- By: Paul Waldman, Contributing Editor, The American Prospect; Contributor, The Plum Line, The Washington Post, January 2, 2015
When it comes to the issue of torture, it’s been a discouraging week. Not only was the Senate Intelligence Committee report a heartbreaking indictment of an American scandal, but the argument surrounding the revelations started breaking far too much along partisan and ideological lines.
Antonin Scalia isn’t helping. The Associated Press reported today that the far-right Supreme Court justice joined the debate, such as it is, “by saying it is difficult to rule out the use of extreme measures to extract information if millions of lives were threatened.”
Scalia tells a Swiss radio network that American and European liberals who say such tactics may never be used are being self-righteous.
The 78-year-old justice says he doesn’t “think it’s so clear at all,” especially if interrogators were trying to find a ticking nuclear bomb.
Scalia says nothing in the Constitution appears to prohibit harsh treatment of suspected terrorists.

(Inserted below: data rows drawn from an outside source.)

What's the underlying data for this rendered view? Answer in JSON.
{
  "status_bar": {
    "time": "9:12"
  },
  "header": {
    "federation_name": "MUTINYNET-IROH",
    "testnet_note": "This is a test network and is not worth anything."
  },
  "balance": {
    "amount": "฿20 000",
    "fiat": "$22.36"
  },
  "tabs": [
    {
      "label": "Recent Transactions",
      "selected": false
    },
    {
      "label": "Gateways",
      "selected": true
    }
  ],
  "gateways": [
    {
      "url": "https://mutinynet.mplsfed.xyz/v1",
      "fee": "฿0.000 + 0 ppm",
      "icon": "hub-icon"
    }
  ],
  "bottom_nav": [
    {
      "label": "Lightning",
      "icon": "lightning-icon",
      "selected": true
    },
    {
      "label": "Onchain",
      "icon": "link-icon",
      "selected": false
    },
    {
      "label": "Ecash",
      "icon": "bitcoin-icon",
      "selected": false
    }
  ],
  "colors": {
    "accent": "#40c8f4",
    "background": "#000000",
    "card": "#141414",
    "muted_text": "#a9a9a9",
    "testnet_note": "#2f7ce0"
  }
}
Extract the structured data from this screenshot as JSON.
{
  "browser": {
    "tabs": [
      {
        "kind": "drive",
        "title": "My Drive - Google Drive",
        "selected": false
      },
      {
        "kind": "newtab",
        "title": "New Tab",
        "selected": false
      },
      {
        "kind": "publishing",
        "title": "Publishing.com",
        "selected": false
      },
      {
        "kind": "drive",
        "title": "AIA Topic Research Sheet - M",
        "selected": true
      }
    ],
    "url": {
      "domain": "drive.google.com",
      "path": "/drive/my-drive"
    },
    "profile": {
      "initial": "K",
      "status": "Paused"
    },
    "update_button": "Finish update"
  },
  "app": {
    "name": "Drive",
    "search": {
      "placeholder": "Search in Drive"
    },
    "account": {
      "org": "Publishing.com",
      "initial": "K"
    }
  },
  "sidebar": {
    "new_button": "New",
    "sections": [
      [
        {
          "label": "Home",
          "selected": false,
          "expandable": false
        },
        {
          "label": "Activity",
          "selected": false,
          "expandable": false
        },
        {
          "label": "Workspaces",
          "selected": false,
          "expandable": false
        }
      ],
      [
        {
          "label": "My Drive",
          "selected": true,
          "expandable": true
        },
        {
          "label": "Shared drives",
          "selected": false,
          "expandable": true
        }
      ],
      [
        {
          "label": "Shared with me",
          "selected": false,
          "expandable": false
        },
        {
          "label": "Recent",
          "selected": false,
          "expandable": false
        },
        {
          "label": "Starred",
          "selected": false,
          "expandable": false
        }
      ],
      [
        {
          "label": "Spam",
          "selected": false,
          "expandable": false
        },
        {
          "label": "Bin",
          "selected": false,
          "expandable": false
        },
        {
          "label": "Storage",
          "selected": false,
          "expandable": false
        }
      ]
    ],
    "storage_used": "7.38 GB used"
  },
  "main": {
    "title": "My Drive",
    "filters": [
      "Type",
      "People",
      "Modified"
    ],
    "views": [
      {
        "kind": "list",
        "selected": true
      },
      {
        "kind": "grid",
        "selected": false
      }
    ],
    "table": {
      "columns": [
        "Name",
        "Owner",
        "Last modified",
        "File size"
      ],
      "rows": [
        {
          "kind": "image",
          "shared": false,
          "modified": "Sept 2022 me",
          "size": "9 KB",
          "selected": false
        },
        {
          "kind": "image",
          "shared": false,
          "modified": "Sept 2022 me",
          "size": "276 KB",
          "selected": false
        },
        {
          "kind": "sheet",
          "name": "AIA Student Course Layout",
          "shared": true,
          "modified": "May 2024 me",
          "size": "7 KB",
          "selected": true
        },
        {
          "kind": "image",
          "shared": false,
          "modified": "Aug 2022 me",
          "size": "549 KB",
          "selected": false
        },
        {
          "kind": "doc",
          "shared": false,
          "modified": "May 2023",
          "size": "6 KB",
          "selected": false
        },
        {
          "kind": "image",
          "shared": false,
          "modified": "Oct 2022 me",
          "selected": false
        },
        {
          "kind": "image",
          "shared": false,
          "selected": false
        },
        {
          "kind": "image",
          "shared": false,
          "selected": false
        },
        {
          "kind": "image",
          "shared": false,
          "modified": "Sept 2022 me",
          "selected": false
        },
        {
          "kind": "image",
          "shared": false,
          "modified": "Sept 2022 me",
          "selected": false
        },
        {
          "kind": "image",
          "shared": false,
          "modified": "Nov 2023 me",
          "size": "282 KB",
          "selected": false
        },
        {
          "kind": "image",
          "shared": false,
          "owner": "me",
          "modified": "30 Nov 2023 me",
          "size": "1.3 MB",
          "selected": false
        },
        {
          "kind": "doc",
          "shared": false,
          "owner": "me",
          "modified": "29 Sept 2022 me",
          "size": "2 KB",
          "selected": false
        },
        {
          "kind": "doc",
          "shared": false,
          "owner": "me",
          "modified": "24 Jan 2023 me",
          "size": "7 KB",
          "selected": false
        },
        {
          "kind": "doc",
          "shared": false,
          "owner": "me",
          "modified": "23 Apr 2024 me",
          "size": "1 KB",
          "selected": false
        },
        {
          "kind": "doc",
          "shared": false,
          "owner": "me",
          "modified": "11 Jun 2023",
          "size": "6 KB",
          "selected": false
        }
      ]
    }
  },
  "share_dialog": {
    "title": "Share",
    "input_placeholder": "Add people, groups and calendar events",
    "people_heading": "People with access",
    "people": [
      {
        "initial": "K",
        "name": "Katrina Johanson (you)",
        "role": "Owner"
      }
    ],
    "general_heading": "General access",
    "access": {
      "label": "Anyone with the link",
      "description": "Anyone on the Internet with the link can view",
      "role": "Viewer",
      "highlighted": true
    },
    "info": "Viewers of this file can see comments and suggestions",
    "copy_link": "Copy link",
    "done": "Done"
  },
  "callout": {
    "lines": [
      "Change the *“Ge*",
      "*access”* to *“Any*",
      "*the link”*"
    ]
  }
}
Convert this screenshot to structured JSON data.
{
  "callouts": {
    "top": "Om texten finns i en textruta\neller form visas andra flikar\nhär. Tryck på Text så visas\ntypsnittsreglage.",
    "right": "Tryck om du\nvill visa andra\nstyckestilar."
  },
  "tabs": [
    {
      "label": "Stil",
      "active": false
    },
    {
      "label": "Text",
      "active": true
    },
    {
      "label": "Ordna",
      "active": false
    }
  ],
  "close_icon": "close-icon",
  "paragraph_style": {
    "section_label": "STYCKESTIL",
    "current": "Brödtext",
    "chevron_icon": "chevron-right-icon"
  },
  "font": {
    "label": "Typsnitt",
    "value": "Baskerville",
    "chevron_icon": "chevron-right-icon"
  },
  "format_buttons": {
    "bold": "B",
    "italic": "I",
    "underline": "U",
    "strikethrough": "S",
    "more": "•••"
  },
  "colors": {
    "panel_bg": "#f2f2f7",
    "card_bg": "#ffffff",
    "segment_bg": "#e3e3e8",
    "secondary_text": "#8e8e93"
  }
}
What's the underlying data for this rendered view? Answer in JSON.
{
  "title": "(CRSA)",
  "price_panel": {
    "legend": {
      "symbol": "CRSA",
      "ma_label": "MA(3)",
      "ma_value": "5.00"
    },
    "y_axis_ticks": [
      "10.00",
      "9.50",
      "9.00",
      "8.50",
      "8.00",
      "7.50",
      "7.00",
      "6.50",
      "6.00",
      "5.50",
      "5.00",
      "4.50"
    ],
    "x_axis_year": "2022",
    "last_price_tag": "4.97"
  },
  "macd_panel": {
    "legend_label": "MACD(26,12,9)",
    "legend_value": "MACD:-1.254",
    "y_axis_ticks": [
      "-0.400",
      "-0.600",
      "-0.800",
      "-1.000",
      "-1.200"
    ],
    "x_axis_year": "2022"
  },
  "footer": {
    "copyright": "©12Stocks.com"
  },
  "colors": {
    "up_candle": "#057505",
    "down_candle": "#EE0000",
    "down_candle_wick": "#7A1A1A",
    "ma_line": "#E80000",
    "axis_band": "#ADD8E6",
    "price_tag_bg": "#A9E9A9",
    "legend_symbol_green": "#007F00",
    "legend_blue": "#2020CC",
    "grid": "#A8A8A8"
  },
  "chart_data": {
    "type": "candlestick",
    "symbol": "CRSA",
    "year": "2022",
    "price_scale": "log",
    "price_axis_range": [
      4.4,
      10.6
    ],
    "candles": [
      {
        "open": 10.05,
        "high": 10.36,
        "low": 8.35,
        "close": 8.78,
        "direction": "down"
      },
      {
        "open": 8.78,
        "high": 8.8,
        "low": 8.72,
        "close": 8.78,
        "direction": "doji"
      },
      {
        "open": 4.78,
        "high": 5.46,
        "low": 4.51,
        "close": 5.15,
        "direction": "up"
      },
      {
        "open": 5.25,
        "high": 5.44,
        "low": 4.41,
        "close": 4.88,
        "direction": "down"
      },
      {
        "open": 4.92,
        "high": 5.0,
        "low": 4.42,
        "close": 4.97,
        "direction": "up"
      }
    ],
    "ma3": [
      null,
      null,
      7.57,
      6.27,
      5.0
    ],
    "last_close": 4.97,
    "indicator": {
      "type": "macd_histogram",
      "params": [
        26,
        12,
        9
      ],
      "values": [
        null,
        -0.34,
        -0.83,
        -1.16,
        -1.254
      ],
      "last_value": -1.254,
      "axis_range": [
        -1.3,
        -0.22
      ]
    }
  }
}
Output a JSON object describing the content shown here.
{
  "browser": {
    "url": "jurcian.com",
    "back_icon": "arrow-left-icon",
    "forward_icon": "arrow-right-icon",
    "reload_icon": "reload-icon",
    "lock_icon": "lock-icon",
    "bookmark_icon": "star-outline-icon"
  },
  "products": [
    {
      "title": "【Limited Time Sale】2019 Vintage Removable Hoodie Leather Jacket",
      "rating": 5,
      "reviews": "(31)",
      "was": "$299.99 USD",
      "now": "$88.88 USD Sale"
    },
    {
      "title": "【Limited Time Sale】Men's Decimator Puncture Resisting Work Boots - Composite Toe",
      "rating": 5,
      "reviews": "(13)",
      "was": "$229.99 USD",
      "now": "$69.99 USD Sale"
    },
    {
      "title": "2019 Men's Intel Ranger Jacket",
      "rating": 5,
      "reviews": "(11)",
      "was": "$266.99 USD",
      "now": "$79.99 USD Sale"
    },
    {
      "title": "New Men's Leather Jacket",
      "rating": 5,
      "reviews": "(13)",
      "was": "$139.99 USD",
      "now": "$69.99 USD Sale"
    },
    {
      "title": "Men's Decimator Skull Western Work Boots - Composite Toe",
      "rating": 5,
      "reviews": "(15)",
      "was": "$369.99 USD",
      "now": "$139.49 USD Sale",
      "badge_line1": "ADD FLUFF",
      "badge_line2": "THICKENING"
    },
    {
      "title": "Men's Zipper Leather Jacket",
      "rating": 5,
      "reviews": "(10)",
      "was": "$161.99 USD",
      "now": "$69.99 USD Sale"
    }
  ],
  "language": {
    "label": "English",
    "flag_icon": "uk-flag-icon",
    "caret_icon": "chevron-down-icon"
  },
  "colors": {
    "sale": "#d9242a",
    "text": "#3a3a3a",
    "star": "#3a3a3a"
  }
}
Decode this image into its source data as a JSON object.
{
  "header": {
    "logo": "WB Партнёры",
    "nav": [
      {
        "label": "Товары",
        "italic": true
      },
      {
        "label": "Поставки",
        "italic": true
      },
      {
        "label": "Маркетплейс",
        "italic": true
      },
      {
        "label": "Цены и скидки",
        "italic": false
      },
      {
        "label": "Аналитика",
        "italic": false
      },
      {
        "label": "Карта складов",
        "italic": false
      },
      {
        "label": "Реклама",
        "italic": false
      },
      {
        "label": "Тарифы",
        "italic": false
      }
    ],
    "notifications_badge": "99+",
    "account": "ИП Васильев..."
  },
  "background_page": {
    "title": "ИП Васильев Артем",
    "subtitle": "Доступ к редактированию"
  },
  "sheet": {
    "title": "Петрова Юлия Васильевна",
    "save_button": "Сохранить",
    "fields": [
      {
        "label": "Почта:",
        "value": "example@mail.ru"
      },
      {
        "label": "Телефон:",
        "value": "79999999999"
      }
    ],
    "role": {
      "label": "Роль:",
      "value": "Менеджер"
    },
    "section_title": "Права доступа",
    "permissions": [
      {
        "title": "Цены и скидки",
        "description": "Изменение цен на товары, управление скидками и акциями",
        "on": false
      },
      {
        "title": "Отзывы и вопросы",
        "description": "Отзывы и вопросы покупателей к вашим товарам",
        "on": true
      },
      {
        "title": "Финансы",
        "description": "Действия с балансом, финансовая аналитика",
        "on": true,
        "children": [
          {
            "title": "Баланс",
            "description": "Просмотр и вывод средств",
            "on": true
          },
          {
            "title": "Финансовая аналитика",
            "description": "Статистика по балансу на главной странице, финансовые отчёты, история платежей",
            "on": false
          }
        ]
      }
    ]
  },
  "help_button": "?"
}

The interview took place at the court on Wednesday, the day after the release of the Senate report detailing the CIA’s harsh interrogation of suspected terrorists. Radio Television Suisse aired the interview on Friday.
I think some caution is probably in order. The AP ran a five-paragraph article, and it seems entirely plausible, but there’s exactly one, six-word quote in that piece. Everything else is a paraphrase, and to offer a detailed response to Scalia’s take, we’d need to know exactly what the justice argued.
That said, if the AP report is accurate, Scalia’s perspective is deeply ridiculous.
For one thing, opposition to torture need not be the result of self-righteousness. Brutally abusing prisoners is about humanity, basic decency, and the existence of a moral compass. For another, the “ticking bomb” argument is childish and unserious.
As for the Constitution, it’s true that the document is silent on the issue of treating suspected terrorists, but it’s not silent on “cruel and unusual punishment.” And according to the CIA’s records, rectal feeding and hydration were forced on detainees without medical need – and the leap from that point to “cruel and unusual” seems quite small.
I’d still like to see a more detailed transcript of Scalia’s comments, but let’s just make this plain as part of the larger conversation: torture is wrong, it’s immoral, it undermines our security interests, and it’s illegal.
If Scalia is prepared to publicly argue otherwise, he’s in the wrong line of work.
By: Steve Benen, The Maddow Blog, December 12, 2014